■ **WORK REQUIRED**: A faithful copy of every entry is the goal; keep the images out of it.

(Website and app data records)
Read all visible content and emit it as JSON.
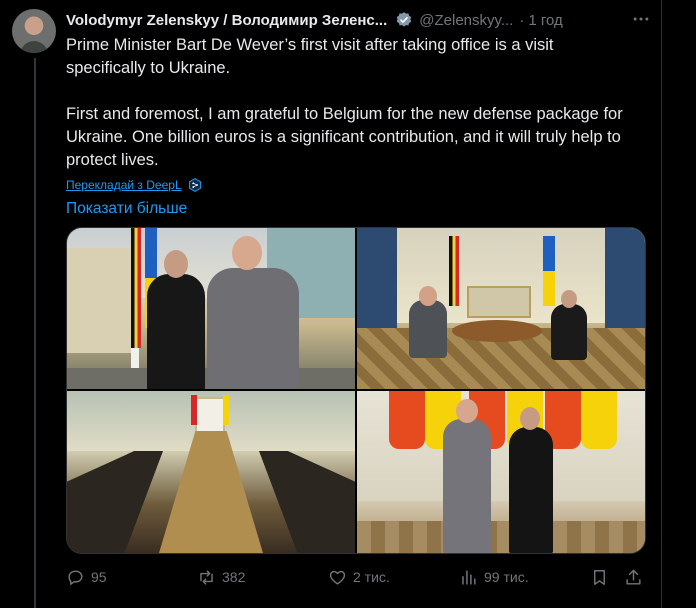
{
  "post": {
    "author_name": "Volodymyr Zelenskyy / Володимир Зеленс...",
    "handle": "@Zelenskyy...",
    "separator": "·",
    "time": "1 год",
    "paragraph_1": "Prime Minister Bart De Wever’s first visit after taking office is a visit specifically to Ukraine.",
    "paragraph_2": "First and foremost, I am grateful to Belgium for the new defense package for Ukraine. One billion euros is a significant contribution, and it will truly help to protect lives.",
    "translate_link": "Перекладай з DeepL",
    "show_more": "Показати більше"
  },
  "actions": {
    "replies": "95",
    "reposts": "382",
    "likes": "2 тис.",
    "views": "99 тис."
  },
  "colors": {
    "accent": "#1d9bf0",
    "muted": "#71767b",
    "text": "#e7e9ea",
    "background": "#000000"
  },
  "icons": {
    "verified": "verified-badge-icon",
    "more": "more-icon",
    "deepl": "deepl-icon",
    "reply": "reply-icon",
    "repost": "repost-icon",
    "like": "heart-icon",
    "views": "analytics-icon",
    "bookmark": "bookmark-icon",
    "share": "share-icon"
  }
}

■ **WRITTEN ANSWER**:
Read all visible content and emit it as JSON.
{
  "post": {
    "author_name": "Volodymyr Zelenskyy / Володимир Зеленс...",
    "handle": "@Zelenskyy...",
    "separator": "·",
    "time": "1 год",
    "paragraph_1": "Prime Minister Bart De Wever’s first visit after taking office is a visit specifically to Ukraine.",
    "paragraph_2": "First and foremost, I am grateful to Belgium for the new defense package for Ukraine. One billion euros is a significant contribution, and it will truly help to protect lives.",
    "translate_link": "Перекладай з DeepL",
    "show_more": "Показати більше"
  },
  "actions": {
    "replies": "95",
    "reposts": "382",
    "likes": "2 тис.",
    "views": "99 тис."
  },
  "colors": {
    "accent": "#1d9bf0",
    "muted": "#71767b",
    "text": "#e7e9ea",
    "background": "#000000"
  },
  "icons": {
    "verified": "verified-badge-icon",
    "more": "more-icon",
    "deepl": "deepl-icon",
    "reply": "reply-icon",
    "repost": "repost-icon",
    "like": "heart-icon",
    "views": "analytics-icon",
    "bookmark": "bookmark-icon",
    "share": "share-icon"
  }
}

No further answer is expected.